• Task to complete: Pull each line holding the word "views" from the data.

• Dataset entries:
※ ※ ※

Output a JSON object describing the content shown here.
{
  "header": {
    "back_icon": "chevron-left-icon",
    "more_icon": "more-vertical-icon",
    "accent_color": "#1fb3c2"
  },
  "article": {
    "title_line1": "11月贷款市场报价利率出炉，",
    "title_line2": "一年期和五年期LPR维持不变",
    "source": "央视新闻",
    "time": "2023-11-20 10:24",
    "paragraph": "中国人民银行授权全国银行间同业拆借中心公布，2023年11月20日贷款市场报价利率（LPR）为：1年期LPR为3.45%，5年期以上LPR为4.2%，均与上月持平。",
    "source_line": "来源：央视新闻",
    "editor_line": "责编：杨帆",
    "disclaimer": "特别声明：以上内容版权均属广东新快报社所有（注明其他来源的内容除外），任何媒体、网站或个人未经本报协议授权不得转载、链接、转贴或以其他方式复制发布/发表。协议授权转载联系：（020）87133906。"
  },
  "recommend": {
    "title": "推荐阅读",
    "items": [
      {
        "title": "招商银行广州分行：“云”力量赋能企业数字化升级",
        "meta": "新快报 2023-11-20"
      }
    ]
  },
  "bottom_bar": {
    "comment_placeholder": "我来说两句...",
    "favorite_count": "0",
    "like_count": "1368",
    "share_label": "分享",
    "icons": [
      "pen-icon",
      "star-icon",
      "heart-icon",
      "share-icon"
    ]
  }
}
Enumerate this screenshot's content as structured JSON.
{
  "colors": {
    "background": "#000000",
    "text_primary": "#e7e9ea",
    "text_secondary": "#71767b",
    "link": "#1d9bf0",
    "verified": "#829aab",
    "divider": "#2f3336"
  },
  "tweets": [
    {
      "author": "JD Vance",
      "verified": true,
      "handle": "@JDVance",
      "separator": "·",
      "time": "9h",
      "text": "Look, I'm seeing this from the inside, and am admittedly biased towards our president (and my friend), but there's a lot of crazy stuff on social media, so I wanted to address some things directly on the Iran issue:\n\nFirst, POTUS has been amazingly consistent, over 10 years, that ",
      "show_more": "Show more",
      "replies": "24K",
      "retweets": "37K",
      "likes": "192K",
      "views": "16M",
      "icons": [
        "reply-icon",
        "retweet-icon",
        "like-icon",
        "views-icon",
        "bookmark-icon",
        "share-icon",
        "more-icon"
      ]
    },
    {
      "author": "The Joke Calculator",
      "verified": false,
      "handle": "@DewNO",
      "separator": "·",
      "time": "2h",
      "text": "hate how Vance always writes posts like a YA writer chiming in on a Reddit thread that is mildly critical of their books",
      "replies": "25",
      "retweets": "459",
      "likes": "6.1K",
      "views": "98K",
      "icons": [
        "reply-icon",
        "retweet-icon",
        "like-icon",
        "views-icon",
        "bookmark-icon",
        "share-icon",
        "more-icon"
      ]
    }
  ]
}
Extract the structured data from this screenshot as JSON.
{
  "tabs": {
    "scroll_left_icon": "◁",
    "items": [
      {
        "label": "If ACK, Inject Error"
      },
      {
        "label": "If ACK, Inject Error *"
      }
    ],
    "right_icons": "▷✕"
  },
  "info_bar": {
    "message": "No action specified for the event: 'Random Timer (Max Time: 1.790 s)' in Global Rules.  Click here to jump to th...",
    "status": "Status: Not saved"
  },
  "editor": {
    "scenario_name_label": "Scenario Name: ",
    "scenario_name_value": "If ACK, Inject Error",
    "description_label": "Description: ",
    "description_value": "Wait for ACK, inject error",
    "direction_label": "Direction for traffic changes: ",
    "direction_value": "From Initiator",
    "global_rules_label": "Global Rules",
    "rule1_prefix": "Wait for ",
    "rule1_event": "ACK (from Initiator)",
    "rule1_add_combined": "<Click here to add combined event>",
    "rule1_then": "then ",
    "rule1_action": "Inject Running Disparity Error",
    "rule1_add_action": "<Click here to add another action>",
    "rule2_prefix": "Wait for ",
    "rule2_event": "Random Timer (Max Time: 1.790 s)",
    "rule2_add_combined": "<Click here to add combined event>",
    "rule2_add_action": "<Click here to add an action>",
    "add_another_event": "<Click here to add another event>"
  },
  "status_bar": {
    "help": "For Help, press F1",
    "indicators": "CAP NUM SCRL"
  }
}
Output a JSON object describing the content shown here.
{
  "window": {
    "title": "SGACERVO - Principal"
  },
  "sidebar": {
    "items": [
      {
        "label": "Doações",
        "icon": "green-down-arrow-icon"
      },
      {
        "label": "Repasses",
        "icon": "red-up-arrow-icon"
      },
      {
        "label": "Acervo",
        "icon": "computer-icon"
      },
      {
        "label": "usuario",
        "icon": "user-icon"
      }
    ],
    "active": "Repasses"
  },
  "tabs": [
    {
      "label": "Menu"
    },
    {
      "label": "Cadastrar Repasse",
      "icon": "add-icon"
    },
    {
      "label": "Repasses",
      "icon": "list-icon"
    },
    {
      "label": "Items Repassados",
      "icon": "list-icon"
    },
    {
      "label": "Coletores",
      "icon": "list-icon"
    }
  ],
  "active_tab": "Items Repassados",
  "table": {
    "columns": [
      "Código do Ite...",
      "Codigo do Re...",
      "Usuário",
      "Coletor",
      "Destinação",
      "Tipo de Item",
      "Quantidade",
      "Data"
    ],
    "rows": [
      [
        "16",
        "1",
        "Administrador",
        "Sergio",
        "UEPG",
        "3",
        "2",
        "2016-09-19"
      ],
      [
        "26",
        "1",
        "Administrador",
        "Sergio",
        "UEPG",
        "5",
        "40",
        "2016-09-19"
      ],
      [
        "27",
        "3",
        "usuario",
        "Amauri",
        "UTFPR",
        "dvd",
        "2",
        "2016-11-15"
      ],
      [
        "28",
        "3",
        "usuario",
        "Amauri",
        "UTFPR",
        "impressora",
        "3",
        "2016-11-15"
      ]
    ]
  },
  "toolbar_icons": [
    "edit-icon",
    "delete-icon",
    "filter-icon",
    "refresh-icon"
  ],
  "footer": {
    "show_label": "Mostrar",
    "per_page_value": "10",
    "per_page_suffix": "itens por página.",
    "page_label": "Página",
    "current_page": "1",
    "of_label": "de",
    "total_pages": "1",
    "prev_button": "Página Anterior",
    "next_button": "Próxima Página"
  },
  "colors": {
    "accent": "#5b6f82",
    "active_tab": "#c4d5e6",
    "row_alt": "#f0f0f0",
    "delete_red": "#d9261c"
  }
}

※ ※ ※

• Your response:
      "views": "16M",
        "views-icon",
      "views": "98K",
        "views-icon",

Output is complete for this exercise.